Leda and Nash, Brattleboro, VT

How many people does your fridge need to feed?
Leda: The two of us, and what we make for our food truck. It’s called Dosa Kitchen: we specialize in dosas, fermented rice and lentil crepes that millions of south Indians eat every day. We serve them with different curries and chutneys, and we incorporate local foods, which is not too common in the ethnic food world.

What do you usually eat for breakfast?
Leda: I often cook ground lamb. Since there’s so much fat in it I can just throw in vegetables: I put in onions, greens; I like cauliflower because it’s substantial. Sometimes I’ll do chipotle chiles, sometimes fresh frozen coconut, sometimes fish sauce and lime juice.
Nash: I eat whatever Leda makes or anything leftover from the food truck the day before. Today we had eggs with last night’s noodles.
Leda: We mixed in lime juice, fish sauce, ground kaffir lime leaves, and chili. It’s our version of Thai laarb.

Is there anything you eat every day? 
Leda: I write cookbooks and test recipes for other people so we never know what we’re going to eat from one day to the next. But I drink tea every day.
Nash: Tea for me, too. And beer, in the summertime.

Every week?
Leda: Chicken curry leftovers from the truck—more than we’d like sometimes. And kimchi and sauerkraut. And ice cream.
Nash: Ice cream is important.
Leda: We’ve been making it for the food truck. And sometimes we buy Walpole ice cream from the Walpole Creamery nearby in New Hampshire.

What item are you forbidden from purchasing right now?
Leda: Factory farm meat and junk food—we don’t really buy much packaged food at all, nothing with high fructose corn syrup.
Nash: Sometimes I like to get my Indian cookies, which are loaded with glucose. They’re known as “baby cookies”; their real name is Parle-G. I grew up eating them. The ingredients are horrible.
Leda: I think the amount they make you happy offsets some of the bad ingredients.

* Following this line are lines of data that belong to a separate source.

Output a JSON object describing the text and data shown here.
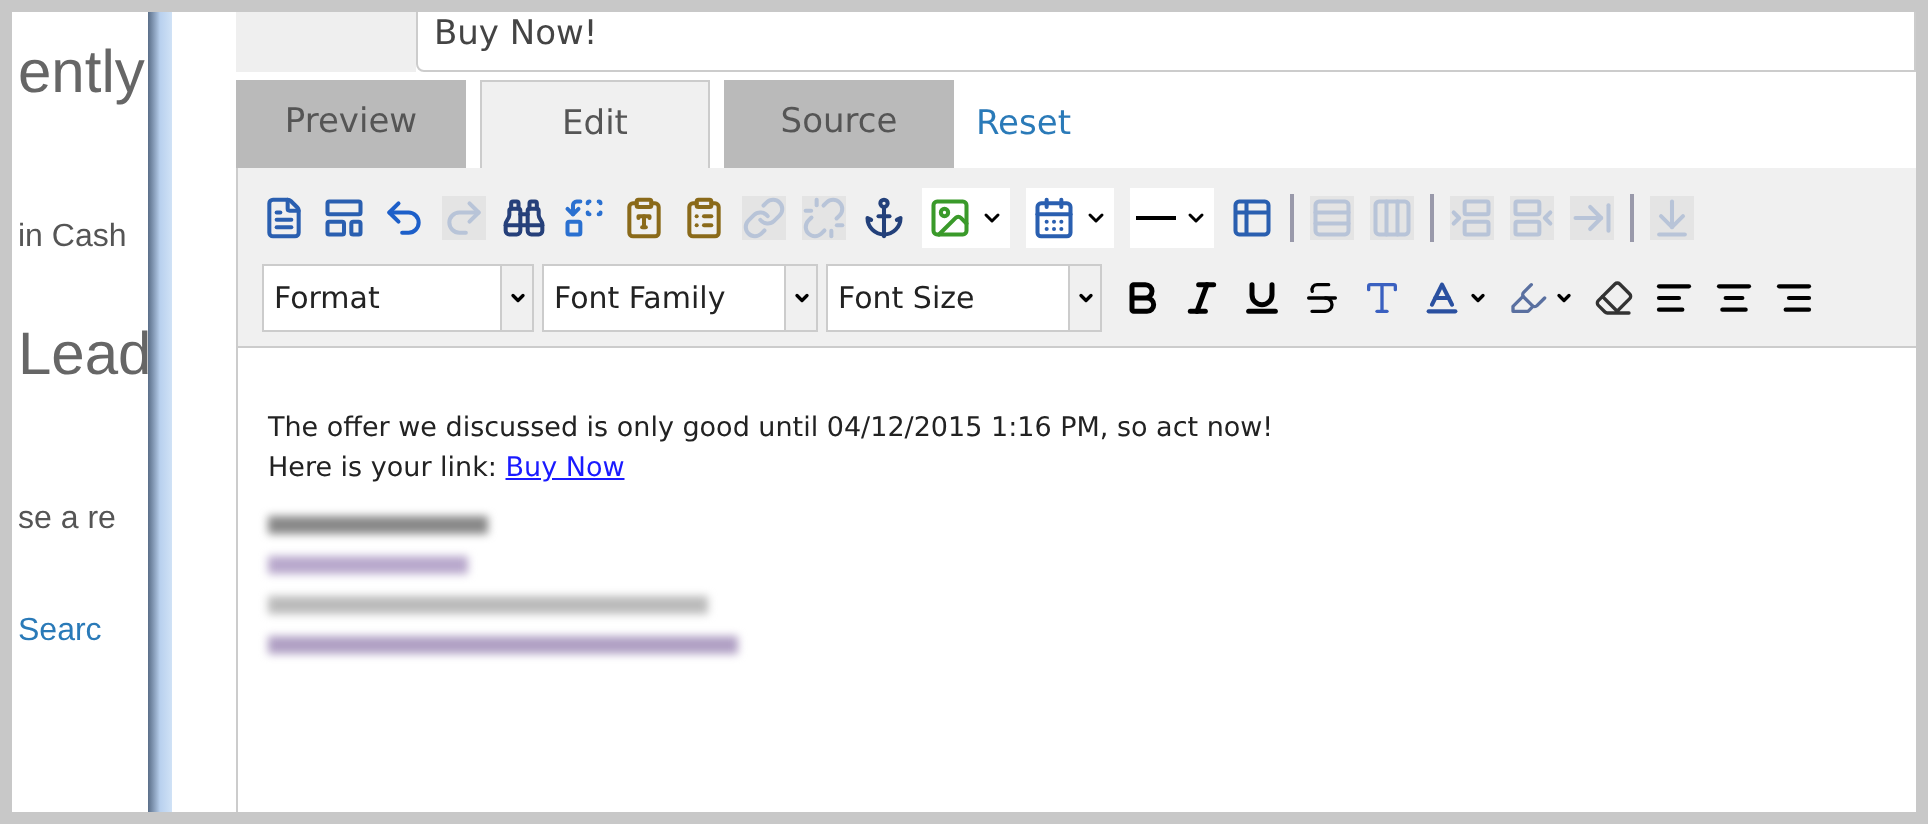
{
  "background_page": {
    "texts": [
      {
        "kind": "heading",
        "text": "ently"
      },
      {
        "kind": "label",
        "text": "in Cash"
      },
      {
        "kind": "heading",
        "text": "Lead"
      },
      {
        "kind": "label",
        "text": "se a re"
      },
      {
        "kind": "link",
        "text": "Searc"
      }
    ]
  },
  "subject": {
    "value": "Buy Now!"
  },
  "tabs": [
    {
      "label": "Preview",
      "selected": false
    },
    {
      "label": "Edit",
      "selected": true
    },
    {
      "label": "Source",
      "selected": false
    }
  ],
  "reset_link": "Reset",
  "toolbar_row_1": [
    {
      "kind": "source",
      "disabled": false
    },
    {
      "kind": "template",
      "disabled": false
    },
    {
      "kind": "undo",
      "disabled": false
    },
    {
      "kind": "redo",
      "disabled": true
    },
    {
      "kind": "find",
      "disabled": false
    },
    {
      "kind": "replace",
      "disabled": false
    },
    {
      "kind": "paste-text",
      "disabled": false
    },
    {
      "kind": "paste-word",
      "disabled": false
    },
    {
      "kind": "link",
      "disabled": true
    },
    {
      "kind": "unlink",
      "disabled": true
    },
    {
      "kind": "anchor",
      "disabled": false
    },
    {
      "kind": "image",
      "disabled": false
    },
    {
      "kind": "special-char",
      "disabled": false
    },
    {
      "kind": "rule",
      "disabled": false
    },
    {
      "kind": "table",
      "disabled": false
    },
    {
      "kind": "separator"
    },
    {
      "kind": "table-rows",
      "disabled": true
    },
    {
      "kind": "table-cols",
      "disabled": true
    },
    {
      "kind": "separator"
    },
    {
      "kind": "row-before",
      "disabled": true
    },
    {
      "kind": "row-after",
      "disabled": true
    },
    {
      "kind": "row-delete",
      "disabled": true
    },
    {
      "kind": "separator"
    },
    {
      "kind": "col-insert",
      "disabled": true
    }
  ],
  "format_selects": [
    {
      "placeholder": "Format"
    },
    {
      "placeholder": "Font Family"
    },
    {
      "placeholder": "Font Size"
    }
  ],
  "toolbar_row_2": [
    {
      "kind": "bold"
    },
    {
      "kind": "italic"
    },
    {
      "kind": "underline"
    },
    {
      "kind": "strike"
    },
    {
      "kind": "style"
    },
    {
      "kind": "fore-color"
    },
    {
      "kind": "back-color"
    },
    {
      "kind": "eraser"
    },
    {
      "kind": "align-left"
    },
    {
      "kind": "align-center"
    },
    {
      "kind": "align-right"
    }
  ],
  "body": {
    "line_1": "The offer we discussed is only good until 04/12/2015 1:16 PM, so act now!",
    "line_2": "Here is your link: ",
    "link": "Buy Now"
  }
}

What’s the most delicious thing in here?
Leda: The ice cream. If something was already made from this oxtail, or the stew beef, or the pierogies, then I might say that. But I’d have to make it.
Nash: Yea, ice cream.

The most disgusting?
Nash: Miso. I moved it to the other refrigerator so I see it less often. That fridge is mostly for food for the truck, this one is more for personal stuff or Leda’s projects. But this giant container in here is dosa batter, fermenting. I also hate coriander when it gets bad and we lose it in the fridge.
Leda: That’s the thing we lose most often.

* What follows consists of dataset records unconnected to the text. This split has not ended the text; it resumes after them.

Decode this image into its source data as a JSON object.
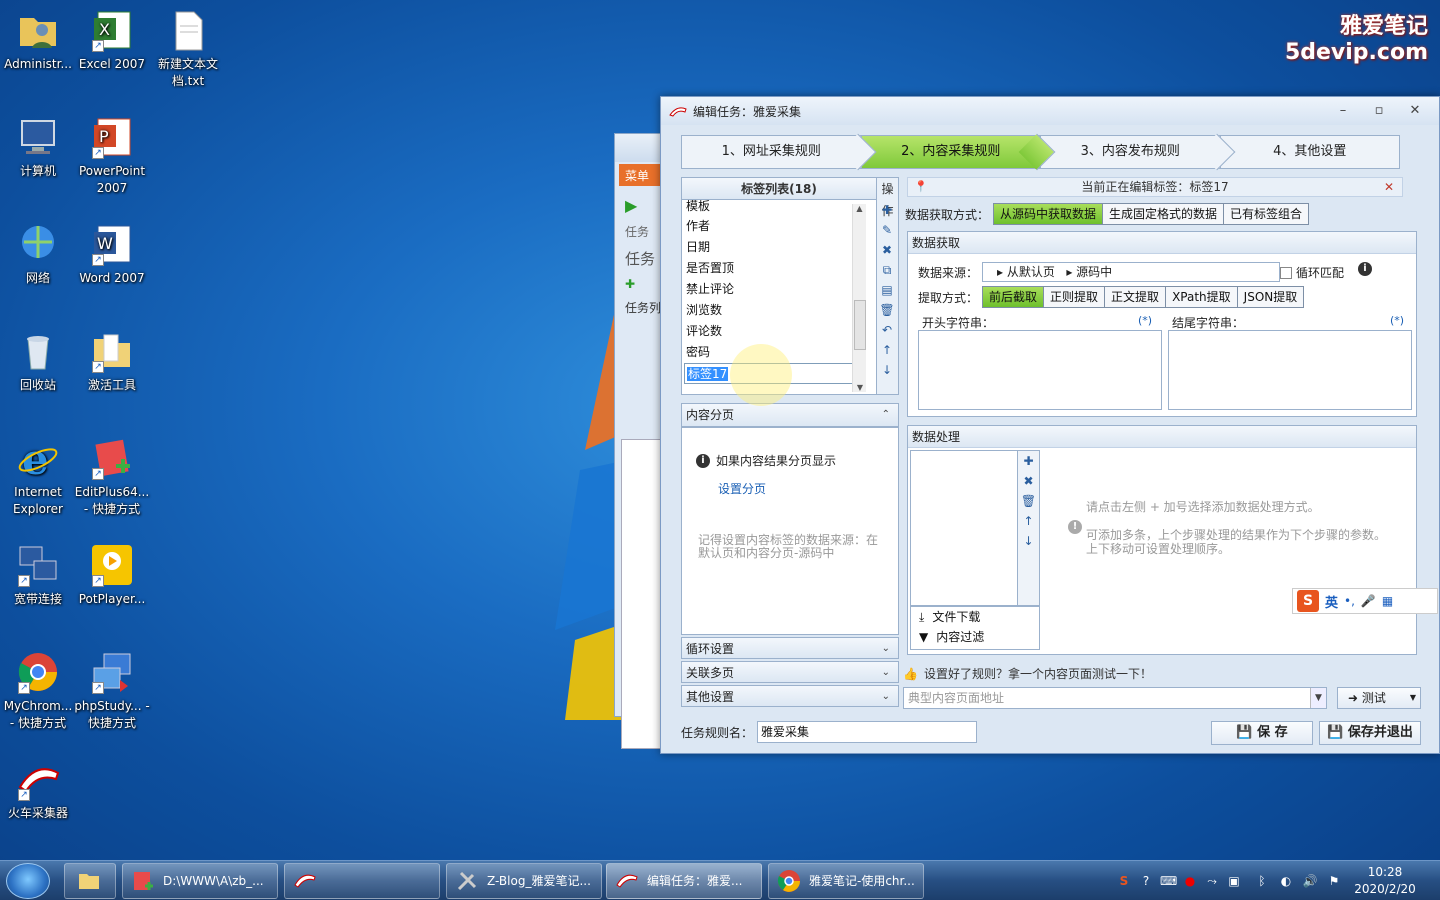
{
  "brand": {
    "line1": "雅爱笔记",
    "line2": "5devip.com"
  },
  "desktop_icons": [
    {
      "label": "Administr...",
      "icon": "user-folder-icon"
    },
    {
      "label": "Excel 2007",
      "icon": "excel-icon"
    },
    {
      "label": "新建文本文档.txt",
      "icon": "text-file-icon"
    },
    {
      "label": "计算机",
      "icon": "computer-icon"
    },
    {
      "label": "PowerPoint 2007",
      "icon": "powerpoint-icon"
    },
    {
      "label": "网络",
      "icon": "network-icon"
    },
    {
      "label": "Word 2007",
      "icon": "word-icon"
    },
    {
      "label": "回收站",
      "icon": "recycle-bin-icon"
    },
    {
      "label": "激活工具",
      "icon": "folder-icon"
    },
    {
      "label": "Internet Explorer",
      "icon": "ie-icon"
    },
    {
      "label": "EditPlus64... - 快捷方式",
      "icon": "editplus-icon"
    },
    {
      "label": "宽带连接",
      "icon": "broadband-icon"
    },
    {
      "label": "PotPlayer...",
      "icon": "potplayer-icon"
    },
    {
      "label": "MyChrom... - 快捷方式",
      "icon": "chrome-icon"
    },
    {
      "label": "phpStudy... - 快捷方式",
      "icon": "phpstudy-icon"
    },
    {
      "label": "火车采集器",
      "icon": "locoy-icon"
    }
  ],
  "bg_window": {
    "menu": "菜单",
    "task_label": "任务",
    "task_list_label": "任务",
    "task_list": "任务列"
  },
  "dialog": {
    "title": "编辑任务：雅爱采集",
    "steps": [
      "1、网址采集规则",
      "2、内容采集规则",
      "3、内容发布规则",
      "4、其他设置"
    ],
    "tag_list_header": "标签列表(18)",
    "ops_header": "操作",
    "tags": [
      "模板",
      "作者",
      "日期",
      "是否置顶",
      "禁止评论",
      "浏览数",
      "评论数",
      "密码"
    ],
    "editing_tag": "标签17",
    "paging": {
      "header": "内容分页",
      "info": "如果内容结果分页显示",
      "link": "设置分页",
      "note": "记得设置内容标签的数据来源：在默认页和内容分页-源码中"
    },
    "collapsed_sections": [
      "循环设置",
      "关联多页",
      "其他设置"
    ],
    "current_edit": "当前正在编辑标签：标签17",
    "method_label": "数据获取方式：",
    "methods": [
      "从源码中获取数据",
      "生成固定格式的数据",
      "已有标签组合"
    ],
    "data_get": {
      "header": "数据获取",
      "source_label": "数据来源：",
      "source_path": [
        "从默认页",
        "源码中"
      ],
      "loop_match": "循环匹配",
      "extract_label": "提取方式：",
      "extract_methods": [
        "前后截取",
        "正则提取",
        "正文提取",
        "XPath提取",
        "JSON提取"
      ],
      "start_label": "开头字符串：",
      "end_label": "结尾字符串：",
      "star": "(*)"
    },
    "data_proc": {
      "header": "数据处理",
      "menu": [
        "文件下载",
        "内容过滤"
      ],
      "hint1": "请点击左侧 + 加号选择添加数据处理方式。",
      "hint2": "可添加多条，上个步骤处理的结果作为下个步骤的参数。上下移动可设置处理顺序。"
    },
    "test_tip": "设置好了规则？拿一个内容页面测试一下！",
    "url_placeholder": "典型内容页面地址",
    "test_button": "测试",
    "rule_name_label": "任务规则名：",
    "rule_name_value": "雅爱采集",
    "save_button": "保 存",
    "save_exit_button": "保存并退出"
  },
  "ime": {
    "mode": "英"
  },
  "taskbar": {
    "items": [
      "D:\\WWW\\A\\zb_...",
      "",
      "Z-Blog_雅爱笔记...",
      "编辑任务：雅爱...",
      "雅爱笔记-使用chr..."
    ],
    "time": "10:28",
    "date": "2020/2/20"
  }
}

The oldest?
Leda: The kimchi. We made that in March.

Anything you regret buying?
Leda: Well, we made too much kimchi for the truck. We only regret it because we’re running out of room. We don’t regret the actual making of it.
Nash: We definitely don’t regret it; we love it.

What's your guilty pleasure?
Leda: Ice cream. 

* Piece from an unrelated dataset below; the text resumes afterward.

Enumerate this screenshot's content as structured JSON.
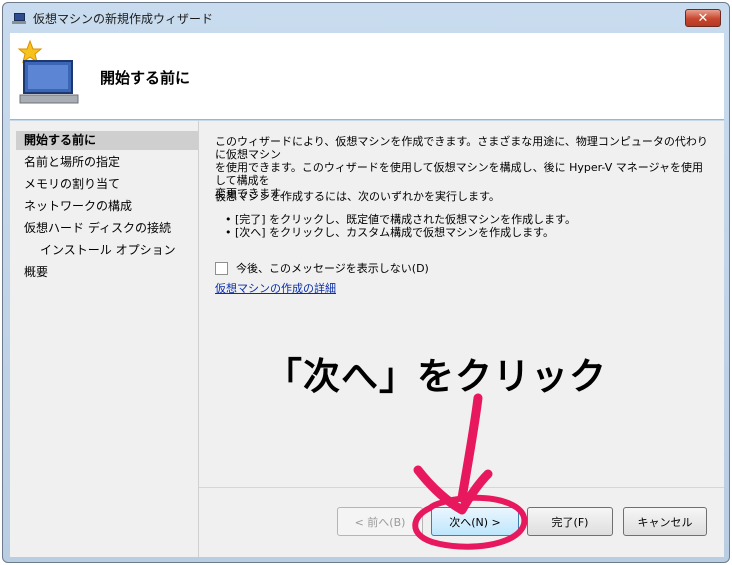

Where do you do most of your food shopping?
Leda: The food co-op, the farmer’s market, and directly from farms. And every couple of months we travel an hour and a half to get our Indian groceries for the truck. Every so often I have to order special ingredients online for something I’m recipe testing, like corn husks for tamales, or huitlacoche. When I lived in New York I just went to Kalustyan's for things like that.

How much do you spend on groceries each week?
Leda: About $200 (just for us, not for the truck). We buy really expensive food and food is also really expensive in Brattleboro. We try to buy things directly from farmers as much as possible to avoid the mark-up.

How often do you go grocery shopping?
Leda: Probably every other day. Nash does the shopping for the truck.

Is there anything in here that we would have found in your childhood fridge?
Leda: Butter, milk, cheese, yogurt, ice cream. I grew up vegetarian so there was no meat in my childhood fridge. I started eating meat about 18 years ago—I wanted to stay vegetarian but it didn’t work for my body. My mom was pretty shocked when I finally told her I wasn’t vegetarian any more.

What do you wish you had in here?
Leda: So many things! Thai basil, fresh green chilis, fresh curry leaves, and leftovers from all my favorite restaurants in New York.

Leda and Nash.JPG

Leda, 49, is the author of Cultured Foods for Your Kitchen: 100 Recipes Featuring the Bold Flavors of Fermentation and other cookbooks. She’s holding a jar of homemade kimchi. Nash, 36, is the owner of the Dosa Kitchen food truck, and he’s holding a carton of Walpole Creamery maple walnut ice cream. They live in Brattleboro, Vermont.